#### Exercise
Output the records below again, precisely as they are written.

Data records

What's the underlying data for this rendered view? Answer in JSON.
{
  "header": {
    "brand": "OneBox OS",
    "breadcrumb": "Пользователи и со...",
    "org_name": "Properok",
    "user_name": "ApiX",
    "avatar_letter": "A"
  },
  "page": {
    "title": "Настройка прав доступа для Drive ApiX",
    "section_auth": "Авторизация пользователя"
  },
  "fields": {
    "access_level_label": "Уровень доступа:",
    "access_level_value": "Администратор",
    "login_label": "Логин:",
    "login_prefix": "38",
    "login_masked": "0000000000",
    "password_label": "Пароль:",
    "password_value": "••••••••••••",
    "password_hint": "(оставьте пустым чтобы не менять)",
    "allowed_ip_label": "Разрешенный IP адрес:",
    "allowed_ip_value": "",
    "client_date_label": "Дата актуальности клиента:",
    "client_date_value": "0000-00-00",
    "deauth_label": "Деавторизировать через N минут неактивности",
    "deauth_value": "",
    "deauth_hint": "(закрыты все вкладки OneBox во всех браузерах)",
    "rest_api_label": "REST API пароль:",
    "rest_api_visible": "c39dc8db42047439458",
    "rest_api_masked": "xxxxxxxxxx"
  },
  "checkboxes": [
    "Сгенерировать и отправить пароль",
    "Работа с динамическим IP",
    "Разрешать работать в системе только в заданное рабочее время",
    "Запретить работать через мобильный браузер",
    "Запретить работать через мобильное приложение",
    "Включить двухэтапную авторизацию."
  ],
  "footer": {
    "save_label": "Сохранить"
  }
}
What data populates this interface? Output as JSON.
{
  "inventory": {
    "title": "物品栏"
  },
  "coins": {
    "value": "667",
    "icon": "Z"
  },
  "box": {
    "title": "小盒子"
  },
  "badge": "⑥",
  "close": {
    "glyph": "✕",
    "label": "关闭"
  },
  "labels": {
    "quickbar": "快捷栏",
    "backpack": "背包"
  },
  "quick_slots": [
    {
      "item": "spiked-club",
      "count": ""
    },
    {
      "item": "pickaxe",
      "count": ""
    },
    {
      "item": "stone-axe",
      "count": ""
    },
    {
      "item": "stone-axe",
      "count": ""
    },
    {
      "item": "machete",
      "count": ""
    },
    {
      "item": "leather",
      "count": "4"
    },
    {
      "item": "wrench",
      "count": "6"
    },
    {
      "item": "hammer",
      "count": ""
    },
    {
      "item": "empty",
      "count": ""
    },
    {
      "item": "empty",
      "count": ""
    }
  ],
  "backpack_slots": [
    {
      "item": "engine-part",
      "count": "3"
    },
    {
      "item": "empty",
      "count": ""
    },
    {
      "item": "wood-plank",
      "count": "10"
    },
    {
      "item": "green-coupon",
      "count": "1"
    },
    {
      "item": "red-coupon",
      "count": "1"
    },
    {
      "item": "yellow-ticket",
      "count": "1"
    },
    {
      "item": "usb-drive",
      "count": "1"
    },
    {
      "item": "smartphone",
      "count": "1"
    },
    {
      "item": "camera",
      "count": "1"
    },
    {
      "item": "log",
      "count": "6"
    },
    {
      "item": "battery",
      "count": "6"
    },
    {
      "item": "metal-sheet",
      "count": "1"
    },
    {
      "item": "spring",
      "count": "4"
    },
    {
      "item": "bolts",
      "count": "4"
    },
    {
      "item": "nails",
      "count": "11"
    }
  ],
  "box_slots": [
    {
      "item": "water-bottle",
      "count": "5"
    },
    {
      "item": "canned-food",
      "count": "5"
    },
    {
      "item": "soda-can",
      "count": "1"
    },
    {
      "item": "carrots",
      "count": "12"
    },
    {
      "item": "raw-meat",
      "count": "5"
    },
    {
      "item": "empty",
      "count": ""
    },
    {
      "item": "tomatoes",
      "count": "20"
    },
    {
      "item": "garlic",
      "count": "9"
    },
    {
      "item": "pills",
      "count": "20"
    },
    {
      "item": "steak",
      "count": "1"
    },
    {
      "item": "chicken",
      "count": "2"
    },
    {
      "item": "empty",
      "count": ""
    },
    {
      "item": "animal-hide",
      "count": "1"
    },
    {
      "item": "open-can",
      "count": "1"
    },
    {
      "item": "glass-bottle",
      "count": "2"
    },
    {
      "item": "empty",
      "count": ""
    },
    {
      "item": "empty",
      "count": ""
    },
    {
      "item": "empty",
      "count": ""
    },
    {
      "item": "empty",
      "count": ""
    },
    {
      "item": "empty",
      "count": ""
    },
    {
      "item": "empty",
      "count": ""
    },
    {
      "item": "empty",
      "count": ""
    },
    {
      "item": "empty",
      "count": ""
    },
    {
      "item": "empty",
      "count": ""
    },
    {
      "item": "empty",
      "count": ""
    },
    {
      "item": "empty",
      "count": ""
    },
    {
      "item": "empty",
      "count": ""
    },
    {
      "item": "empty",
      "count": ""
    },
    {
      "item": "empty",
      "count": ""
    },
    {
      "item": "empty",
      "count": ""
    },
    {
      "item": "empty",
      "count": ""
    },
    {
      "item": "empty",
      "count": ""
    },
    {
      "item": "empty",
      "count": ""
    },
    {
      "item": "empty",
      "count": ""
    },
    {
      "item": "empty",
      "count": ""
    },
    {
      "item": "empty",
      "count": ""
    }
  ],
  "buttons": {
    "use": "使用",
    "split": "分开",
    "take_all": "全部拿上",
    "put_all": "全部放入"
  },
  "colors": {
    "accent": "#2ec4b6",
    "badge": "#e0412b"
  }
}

#### Answer box
What's the underlying data for this rendered view? Answer in JSON.
{
  "header": {
    "brand": "OneBox OS",
    "breadcrumb": "Пользователи и со...",
    "org_name": "Properok",
    "user_name": "ApiX",
    "avatar_letter": "A"
  },
  "page": {
    "title": "Настройка прав доступа для Drive ApiX",
    "section_auth": "Авторизация пользователя"
  },
  "fields": {
    "access_level_label": "Уровень доступа:",
    "access_level_value": "Администратор",
    "login_label": "Логин:",
    "login_prefix": "38",
    "login_masked": "0000000000",
    "password_label": "Пароль:",
    "password_value": "••••••••••••",
    "password_hint": "(оставьте пустым чтобы не менять)",
    "allowed_ip_label": "Разрешенный IP адрес:",
    "allowed_ip_value": "",
    "client_date_label": "Дата актуальности клиента:",
    "client_date_value": "0000-00-00",
    "deauth_label": "Деавторизировать через N минут неактивности",
    "deauth_value": "",
    "deauth_hint": "(закрыты все вкладки OneBox во всех браузерах)",
    "rest_api_label": "REST API пароль:",
    "rest_api_visible": "c39dc8db42047439458",
    "rest_api_masked": "xxxxxxxxxx"
  },
  "checkboxes": [
    "Сгенерировать и отправить пароль",
    "Работа с динамическим IP",
    "Разрешать работать в системе только в заданное рабочее время",
    "Запретить работать через мобильный браузер",
    "Запретить работать через мобильное приложение",
    "Включить двухэтапную авторизацию."
  ],
  "footer": {
    "save_label": "Сохранить"
  }
}
What data populates this interface? Output as JSON.
{
  "inventory": {
    "title": "物品栏"
  },
  "coins": {
    "value": "667",
    "icon": "Z"
  },
  "box": {
    "title": "小盒子"
  },
  "badge": "⑥",
  "close": {
    "glyph": "✕",
    "label": "关闭"
  },
  "labels": {
    "quickbar": "快捷栏",
    "backpack": "背包"
  },
  "quick_slots": [
    {
      "item": "spiked-club",
      "count": ""
    },
    {
      "item": "pickaxe",
      "count": ""
    },
    {
      "item": "stone-axe",
      "count": ""
    },
    {
      "item": "stone-axe",
      "count": ""
    },
    {
      "item": "machete",
      "count": ""
    },
    {
      "item": "leather",
      "count": "4"
    },
    {
      "item": "wrench",
      "count": "6"
    },
    {
      "item": "hammer",
      "count": ""
    },
    {
      "item": "empty",
      "count": ""
    },
    {
      "item": "empty",
      "count": ""
    }
  ],
  "backpack_slots": [
    {
      "item": "engine-part",
      "count": "3"
    },
    {
      "item": "empty",
      "count": ""
    },
    {
      "item": "wood-plank",
      "count": "10"
    },
    {
      "item": "green-coupon",
      "count": "1"
    },
    {
      "item": "red-coupon",
      "count": "1"
    },
    {
      "item": "yellow-ticket",
      "count": "1"
    },
    {
      "item": "usb-drive",
      "count": "1"
    },
    {
      "item": "smartphone",
      "count": "1"
    },
    {
      "item": "camera",
      "count": "1"
    },
    {
      "item": "log",
      "count": "6"
    },
    {
      "item": "battery",
      "count": "6"
    },
    {
      "item": "metal-sheet",
      "count": "1"
    },
    {
      "item": "spring",
      "count": "4"
    },
    {
      "item": "bolts",
      "count": "4"
    },
    {
      "item": "nails",
      "count": "11"
    }
  ],
  "box_slots": [
    {
      "item": "water-bottle",
      "count": "5"
    },
    {
      "item": "canned-food",
      "count": "5"
    },
    {
      "item": "soda-can",
      "count": "1"
    },
    {
      "item": "carrots",
      "count": "12"
    },
    {
      "item": "raw-meat",
      "count": "5"
    },
    {
      "item": "empty",
      "count": ""
    },
    {
      "item": "tomatoes",
      "count": "20"
    },
    {
      "item": "garlic",
      "count": "9"
    },
    {
      "item": "pills",
      "count": "20"
    },
    {
      "item": "steak",
      "count": "1"
    },
    {
      "item": "chicken",
      "count": "2"
    },
    {
      "item": "empty",
      "count": ""
    },
    {
      "item": "animal-hide",
      "count": "1"
    },
    {
      "item": "open-can",
      "count": "1"
    },
    {
      "item": "glass-bottle",
      "count": "2"
    },
    {
      "item": "empty",
      "count": ""
    },
    {
      "item": "empty",
      "count": ""
    },
    {
      "item": "empty",
      "count": ""
    },
    {
      "item": "empty",
      "count": ""
    },
    {
      "item": "empty",
      "count": ""
    },
    {
      "item": "empty",
      "count": ""
    },
    {
      "item": "empty",
      "count": ""
    },
    {
      "item": "empty",
      "count": ""
    },
    {
      "item": "empty",
      "count": ""
    },
    {
      "item": "empty",
      "count": ""
    },
    {
      "item": "empty",
      "count": ""
    },
    {
      "item": "empty",
      "count": ""
    },
    {
      "item": "empty",
      "count": ""
    },
    {
      "item": "empty",
      "count": ""
    },
    {
      "item": "empty",
      "count": ""
    },
    {
      "item": "empty",
      "count": ""
    },
    {
      "item": "empty",
      "count": ""
    },
    {
      "item": "empty",
      "count": ""
    },
    {
      "item": "empty",
      "count": ""
    },
    {
      "item": "empty",
      "count": ""
    },
    {
      "item": "empty",
      "count": ""
    }
  ],
  "buttons": {
    "use": "使用",
    "split": "分开",
    "take_all": "全部拿上",
    "put_all": "全部放入"
  },
  "colors": {
    "accent": "#2ec4b6",
    "badge": "#e0412b"
  }
}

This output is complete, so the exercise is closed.